Many common prescriptions and over-the-counter medications can cause dry mouth. Speak with your doctor about adjusting your medication(s) if symptoms of dry mouth are bothersome or affecting your oral health.
Oral cancer mostly affects people over age 40. Your dentist will look for signs of oral cancer at each dental check-up. Even if you have lost all of your natural teeth, these check-ups are still crucial for early detection and treatment.
You can lower your risk of getting oral cancer in a few ways:
- Do not use tobacco products, like cigarettes, chewing tobacco, snuff, pipes or cigars.
- If you drink alcohol, do so only in moderation.
- Use a lip balm with sunscreen every time you go outside.
Finding Affordable Dental Care
Regular dental check-ups are crucial for a healthy mouth and body. Unfortunately, Medicare offers very limited dental coverage, and state Medicaid programs typically only cover emergency dental services for adults. If purchasing stand-alone dental insurance or a comprehensive Medicare Advantage plan is not feasible, the following resources may be helpful in finding low-cost dental care.

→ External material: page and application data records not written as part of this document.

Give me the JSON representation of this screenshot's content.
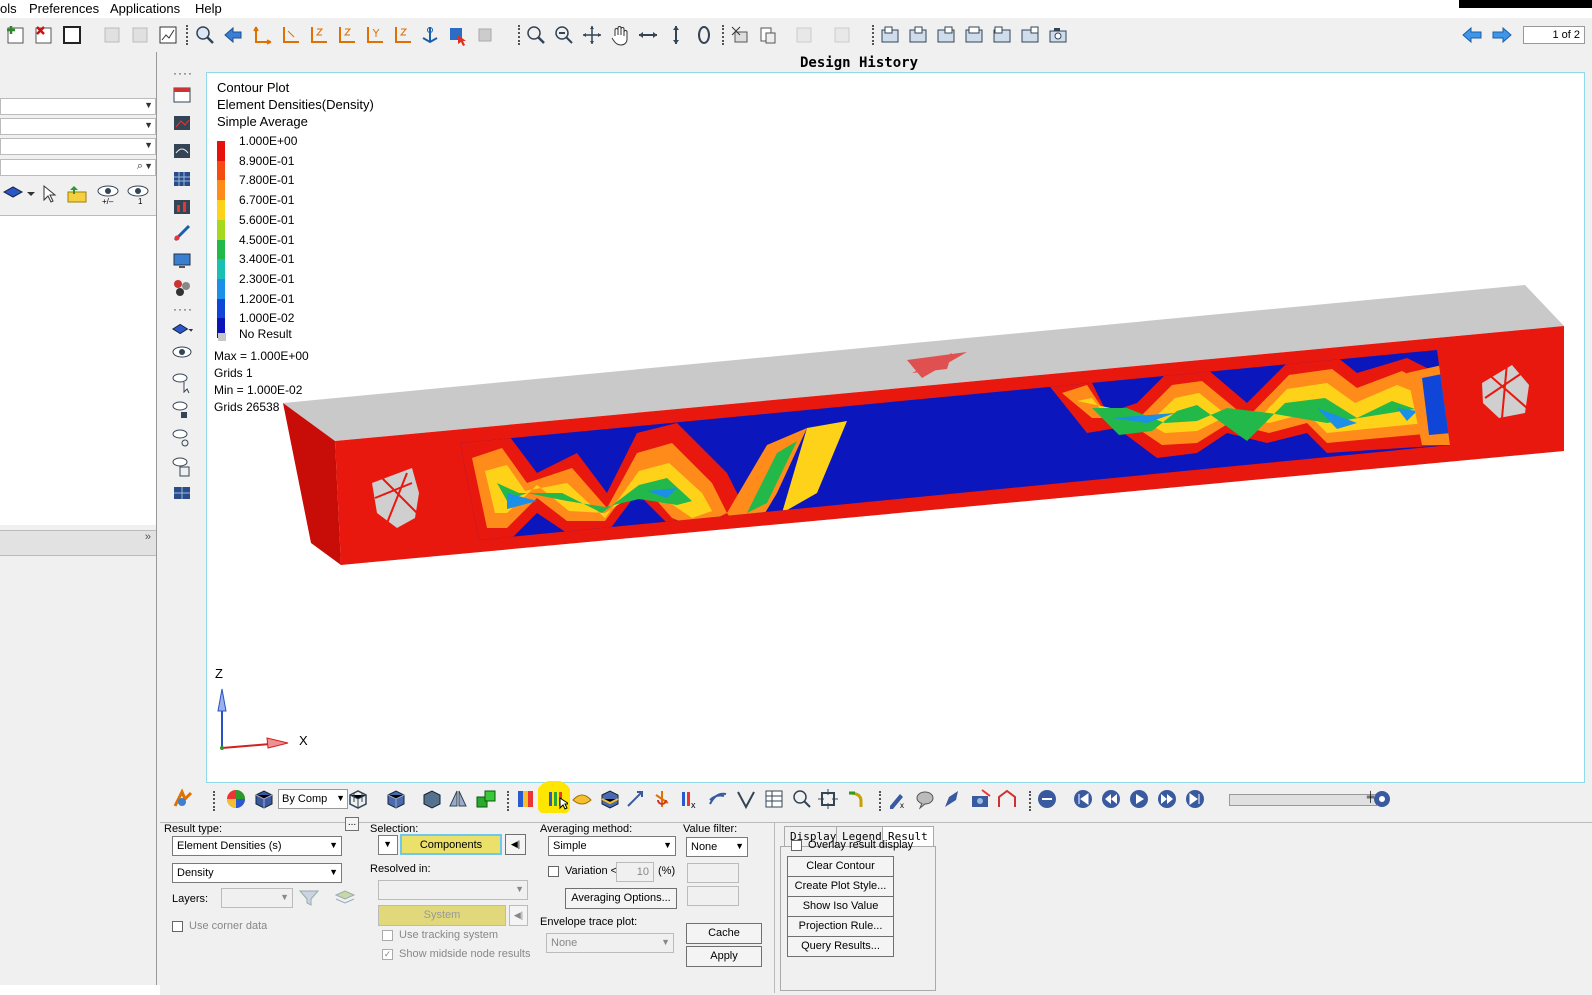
{
  "menu": {
    "items": [
      "ols",
      "Preferences",
      "Applications",
      "Help"
    ]
  },
  "page_indicator": "1 of 2",
  "view": {
    "title": "Design History",
    "legend": {
      "title": "Contour Plot",
      "subtitle": "Element Densities(Density)",
      "averaging": "Simple Average",
      "entries": [
        {
          "label": "1.000E+00",
          "color": "#e8100a"
        },
        {
          "label": "8.900E-01",
          "color": "#f54a10"
        },
        {
          "label": "7.800E-01",
          "color": "#ff8c1a"
        },
        {
          "label": "6.700E-01",
          "color": "#ffd21a"
        },
        {
          "label": "5.600E-01",
          "color": "#a6d81f"
        },
        {
          "label": "4.500E-01",
          "color": "#22b84a"
        },
        {
          "label": "3.400E-01",
          "color": "#18c0b4"
        },
        {
          "label": "2.300E-01",
          "color": "#1c8fe6"
        },
        {
          "label": "1.200E-01",
          "color": "#1046d8"
        },
        {
          "label": "1.000E-02",
          "color": "#0a14b8"
        }
      ],
      "no_result": "No Result",
      "max": "Max = 1.000E+00",
      "max_grids": "Grids 1",
      "min": "Min = 1.000E-02",
      "min_grids": "Grids 26538"
    },
    "axes": {
      "z": "Z",
      "x": "X"
    }
  },
  "bottom_toolbar": {
    "by_comp": "By Comp"
  },
  "result_panel": {
    "result_type_label": "Result type:",
    "result_type_value": "Element Densities (s)",
    "component_value": "Density",
    "layers_label": "Layers:",
    "use_corner_data": "Use corner data",
    "more_button": "...",
    "selection_label": "Selection:",
    "components_button": "Components",
    "resolved_in_label": "Resolved in:",
    "system_button": "System",
    "use_tracking_system": "Use tracking system",
    "show_midside": "Show midside node results",
    "averaging_method_label": "Averaging method:",
    "averaging_method_value": "Simple",
    "variation_label": "Variation <",
    "variation_value": "10",
    "variation_unit": "(%)",
    "averaging_options": "Averaging Options...",
    "envelope_label": "Envelope trace plot:",
    "envelope_value": "None",
    "value_filter_label": "Value filter:",
    "value_filter_value": "None",
    "cache_button": "Cache",
    "apply_button": "Apply",
    "tabs": [
      "Display",
      "Legend",
      "Result"
    ],
    "overlay": "Overlay result display",
    "buttons": [
      "Clear Contour",
      "Create Plot Style...",
      "Show Iso Value",
      "Projection Rule...",
      "Query Results..."
    ]
  }
}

- See if a local dental school or dental hygiene program offers student clinics. These clinics allow individuals to receive low-cost dental care from students looking to gain experience in the field. Visit the NIH National Institute of Dental and Craniofacial Research website to find low-cost dental care.
- Contact your county or state health department to find dental clinics near you that charge based on income.
- Call 877-464-4772 (toll-free) or visit the Health Resources and Services Administration website to locate a community health center near you that offers dental services.
- Check with your state or local dental association to find dentists in your area who offer lower fees for older adults or donate their services.
The National Institute on Aging (NIA), one of the 27 Institutes and Centers of the National Institute of Health (NIH), leads a broad scientific effort to understand the nature of aging and to extend the healthy, active years of life.